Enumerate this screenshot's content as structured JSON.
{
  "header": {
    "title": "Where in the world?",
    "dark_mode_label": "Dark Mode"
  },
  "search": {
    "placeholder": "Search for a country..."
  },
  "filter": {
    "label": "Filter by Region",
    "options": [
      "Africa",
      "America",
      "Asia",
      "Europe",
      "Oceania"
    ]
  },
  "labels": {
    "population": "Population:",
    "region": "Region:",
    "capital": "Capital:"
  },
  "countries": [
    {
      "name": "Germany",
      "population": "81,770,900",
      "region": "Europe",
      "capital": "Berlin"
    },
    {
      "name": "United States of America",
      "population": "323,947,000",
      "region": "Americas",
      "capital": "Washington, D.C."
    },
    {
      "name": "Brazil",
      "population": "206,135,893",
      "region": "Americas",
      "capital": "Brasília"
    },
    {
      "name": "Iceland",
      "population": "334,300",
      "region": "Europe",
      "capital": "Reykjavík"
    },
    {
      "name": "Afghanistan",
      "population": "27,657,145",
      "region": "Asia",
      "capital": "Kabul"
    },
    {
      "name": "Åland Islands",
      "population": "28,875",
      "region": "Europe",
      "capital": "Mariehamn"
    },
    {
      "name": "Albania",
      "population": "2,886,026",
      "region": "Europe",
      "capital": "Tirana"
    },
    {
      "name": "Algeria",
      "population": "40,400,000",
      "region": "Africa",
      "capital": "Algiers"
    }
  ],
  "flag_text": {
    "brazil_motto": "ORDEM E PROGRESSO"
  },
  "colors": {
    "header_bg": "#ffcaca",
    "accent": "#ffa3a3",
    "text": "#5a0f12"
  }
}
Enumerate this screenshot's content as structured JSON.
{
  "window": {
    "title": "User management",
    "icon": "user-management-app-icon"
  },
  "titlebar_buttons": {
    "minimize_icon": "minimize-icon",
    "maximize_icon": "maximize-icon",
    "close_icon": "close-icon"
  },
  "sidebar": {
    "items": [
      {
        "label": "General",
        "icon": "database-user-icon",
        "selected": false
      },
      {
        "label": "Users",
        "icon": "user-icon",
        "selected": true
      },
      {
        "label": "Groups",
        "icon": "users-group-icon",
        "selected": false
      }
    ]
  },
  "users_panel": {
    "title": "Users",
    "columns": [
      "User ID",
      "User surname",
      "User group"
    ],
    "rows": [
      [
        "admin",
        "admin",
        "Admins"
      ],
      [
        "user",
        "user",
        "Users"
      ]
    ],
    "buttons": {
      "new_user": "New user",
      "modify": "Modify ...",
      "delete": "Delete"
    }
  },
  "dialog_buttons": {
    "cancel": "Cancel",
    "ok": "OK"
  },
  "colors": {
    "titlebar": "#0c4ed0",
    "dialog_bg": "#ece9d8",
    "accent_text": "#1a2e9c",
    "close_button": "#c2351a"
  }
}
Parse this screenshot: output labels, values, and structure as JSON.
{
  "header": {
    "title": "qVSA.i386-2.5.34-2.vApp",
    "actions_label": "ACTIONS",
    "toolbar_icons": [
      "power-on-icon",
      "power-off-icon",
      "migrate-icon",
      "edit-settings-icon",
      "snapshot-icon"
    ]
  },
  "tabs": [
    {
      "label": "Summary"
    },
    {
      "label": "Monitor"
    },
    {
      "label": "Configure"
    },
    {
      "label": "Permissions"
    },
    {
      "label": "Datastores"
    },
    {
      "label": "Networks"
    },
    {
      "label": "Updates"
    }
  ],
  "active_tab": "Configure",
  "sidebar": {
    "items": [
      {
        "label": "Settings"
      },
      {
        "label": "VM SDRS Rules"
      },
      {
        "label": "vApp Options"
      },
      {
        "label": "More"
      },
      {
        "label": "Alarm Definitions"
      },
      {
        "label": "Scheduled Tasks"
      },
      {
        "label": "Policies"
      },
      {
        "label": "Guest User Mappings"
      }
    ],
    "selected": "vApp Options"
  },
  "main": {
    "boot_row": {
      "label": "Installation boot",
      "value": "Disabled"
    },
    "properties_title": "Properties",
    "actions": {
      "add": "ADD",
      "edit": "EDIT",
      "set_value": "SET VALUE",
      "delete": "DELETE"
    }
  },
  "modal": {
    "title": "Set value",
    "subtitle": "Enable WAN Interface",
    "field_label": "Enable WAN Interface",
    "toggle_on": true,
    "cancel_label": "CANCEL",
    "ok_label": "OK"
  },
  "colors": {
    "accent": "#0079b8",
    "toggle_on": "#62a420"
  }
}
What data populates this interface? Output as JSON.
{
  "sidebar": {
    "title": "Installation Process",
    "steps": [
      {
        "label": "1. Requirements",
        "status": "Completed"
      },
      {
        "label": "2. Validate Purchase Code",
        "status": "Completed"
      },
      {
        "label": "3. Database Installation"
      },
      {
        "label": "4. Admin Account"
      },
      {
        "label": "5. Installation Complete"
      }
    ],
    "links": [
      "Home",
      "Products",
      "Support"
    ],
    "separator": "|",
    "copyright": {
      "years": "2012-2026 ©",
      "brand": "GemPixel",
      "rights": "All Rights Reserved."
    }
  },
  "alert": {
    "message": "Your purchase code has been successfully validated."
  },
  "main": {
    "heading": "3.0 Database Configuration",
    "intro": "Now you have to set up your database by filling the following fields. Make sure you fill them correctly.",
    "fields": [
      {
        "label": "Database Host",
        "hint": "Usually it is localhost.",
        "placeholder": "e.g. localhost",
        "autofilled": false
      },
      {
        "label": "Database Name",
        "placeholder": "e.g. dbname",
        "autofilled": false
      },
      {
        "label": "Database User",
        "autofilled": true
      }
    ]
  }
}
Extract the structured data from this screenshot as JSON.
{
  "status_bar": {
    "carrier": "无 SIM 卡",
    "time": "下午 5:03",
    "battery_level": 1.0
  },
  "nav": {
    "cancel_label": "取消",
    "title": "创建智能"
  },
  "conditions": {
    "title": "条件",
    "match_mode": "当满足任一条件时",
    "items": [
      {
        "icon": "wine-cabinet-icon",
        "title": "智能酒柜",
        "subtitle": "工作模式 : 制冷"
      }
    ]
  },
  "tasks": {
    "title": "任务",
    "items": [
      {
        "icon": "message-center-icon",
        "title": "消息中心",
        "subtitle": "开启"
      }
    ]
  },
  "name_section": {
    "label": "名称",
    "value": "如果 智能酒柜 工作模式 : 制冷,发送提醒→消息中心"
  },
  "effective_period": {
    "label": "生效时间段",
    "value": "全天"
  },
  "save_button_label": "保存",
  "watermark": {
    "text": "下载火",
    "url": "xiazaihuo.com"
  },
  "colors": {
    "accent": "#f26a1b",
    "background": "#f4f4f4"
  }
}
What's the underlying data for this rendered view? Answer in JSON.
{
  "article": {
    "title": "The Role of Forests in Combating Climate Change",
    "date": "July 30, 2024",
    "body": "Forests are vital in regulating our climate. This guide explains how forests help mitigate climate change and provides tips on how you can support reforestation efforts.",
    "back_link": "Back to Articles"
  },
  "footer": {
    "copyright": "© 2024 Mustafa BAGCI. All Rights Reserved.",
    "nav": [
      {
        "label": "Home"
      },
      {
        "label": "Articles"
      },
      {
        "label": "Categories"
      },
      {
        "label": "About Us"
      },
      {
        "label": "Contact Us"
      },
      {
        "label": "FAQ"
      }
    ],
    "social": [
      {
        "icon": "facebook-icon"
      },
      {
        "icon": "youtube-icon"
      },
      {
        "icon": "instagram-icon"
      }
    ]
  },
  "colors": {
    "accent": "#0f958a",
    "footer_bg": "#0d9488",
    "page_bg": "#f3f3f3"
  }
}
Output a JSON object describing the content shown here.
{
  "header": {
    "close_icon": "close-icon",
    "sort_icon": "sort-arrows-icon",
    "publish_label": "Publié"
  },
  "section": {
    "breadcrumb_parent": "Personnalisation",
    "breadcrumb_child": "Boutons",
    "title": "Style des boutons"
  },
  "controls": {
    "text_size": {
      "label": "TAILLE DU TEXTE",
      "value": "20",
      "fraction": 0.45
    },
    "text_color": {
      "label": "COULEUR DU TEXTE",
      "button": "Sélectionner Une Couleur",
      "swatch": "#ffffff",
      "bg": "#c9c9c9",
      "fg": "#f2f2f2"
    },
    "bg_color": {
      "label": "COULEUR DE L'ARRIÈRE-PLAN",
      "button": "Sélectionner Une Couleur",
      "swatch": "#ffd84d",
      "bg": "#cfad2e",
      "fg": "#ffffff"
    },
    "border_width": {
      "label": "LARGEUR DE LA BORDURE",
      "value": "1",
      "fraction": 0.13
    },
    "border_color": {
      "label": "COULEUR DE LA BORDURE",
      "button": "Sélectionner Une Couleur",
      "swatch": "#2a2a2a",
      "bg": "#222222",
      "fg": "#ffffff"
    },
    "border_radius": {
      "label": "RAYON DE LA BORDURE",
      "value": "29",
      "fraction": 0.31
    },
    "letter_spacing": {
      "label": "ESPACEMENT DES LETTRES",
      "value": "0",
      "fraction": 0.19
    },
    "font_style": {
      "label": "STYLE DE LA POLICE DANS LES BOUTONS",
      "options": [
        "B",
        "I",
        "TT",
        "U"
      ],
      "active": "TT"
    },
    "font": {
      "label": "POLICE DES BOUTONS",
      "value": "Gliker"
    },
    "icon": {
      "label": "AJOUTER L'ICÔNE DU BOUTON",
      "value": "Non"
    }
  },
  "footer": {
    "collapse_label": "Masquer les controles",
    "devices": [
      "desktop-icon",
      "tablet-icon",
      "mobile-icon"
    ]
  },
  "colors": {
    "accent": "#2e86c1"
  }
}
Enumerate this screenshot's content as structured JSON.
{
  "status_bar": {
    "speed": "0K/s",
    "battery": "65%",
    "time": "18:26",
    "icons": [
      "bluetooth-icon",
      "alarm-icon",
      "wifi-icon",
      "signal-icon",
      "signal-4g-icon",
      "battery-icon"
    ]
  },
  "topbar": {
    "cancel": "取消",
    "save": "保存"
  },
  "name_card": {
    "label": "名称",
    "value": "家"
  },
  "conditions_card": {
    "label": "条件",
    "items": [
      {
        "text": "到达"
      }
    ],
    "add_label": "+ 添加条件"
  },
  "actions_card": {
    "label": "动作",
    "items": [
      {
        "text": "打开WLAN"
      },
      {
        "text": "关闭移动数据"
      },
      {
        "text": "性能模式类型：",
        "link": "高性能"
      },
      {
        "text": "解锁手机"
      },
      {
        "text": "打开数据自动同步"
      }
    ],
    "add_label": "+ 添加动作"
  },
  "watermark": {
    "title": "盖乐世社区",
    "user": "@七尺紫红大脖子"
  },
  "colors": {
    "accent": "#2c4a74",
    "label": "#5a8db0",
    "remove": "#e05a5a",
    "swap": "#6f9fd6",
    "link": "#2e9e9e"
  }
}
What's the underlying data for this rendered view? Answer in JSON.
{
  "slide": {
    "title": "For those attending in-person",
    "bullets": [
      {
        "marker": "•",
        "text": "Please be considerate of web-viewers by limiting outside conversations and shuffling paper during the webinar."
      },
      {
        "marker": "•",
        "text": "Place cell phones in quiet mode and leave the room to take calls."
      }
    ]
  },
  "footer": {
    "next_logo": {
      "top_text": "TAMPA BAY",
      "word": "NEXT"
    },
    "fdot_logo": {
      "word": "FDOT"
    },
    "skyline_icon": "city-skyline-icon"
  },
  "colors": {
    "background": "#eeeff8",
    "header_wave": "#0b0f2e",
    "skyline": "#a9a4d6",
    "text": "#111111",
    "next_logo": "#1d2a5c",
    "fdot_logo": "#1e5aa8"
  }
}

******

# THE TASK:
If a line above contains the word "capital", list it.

# REPLY TO THE TASK:
    "capital": "Capital:"
      "capital": "Berlin"
      "capital": "Washington, D.C."
      "capital": "Brasília"
      "capital": "Reykjavík"
      "capital": "Kabul"
      "capital": "Mariehamn"
      "capital": "Tirana"
      "capital": "Algiers"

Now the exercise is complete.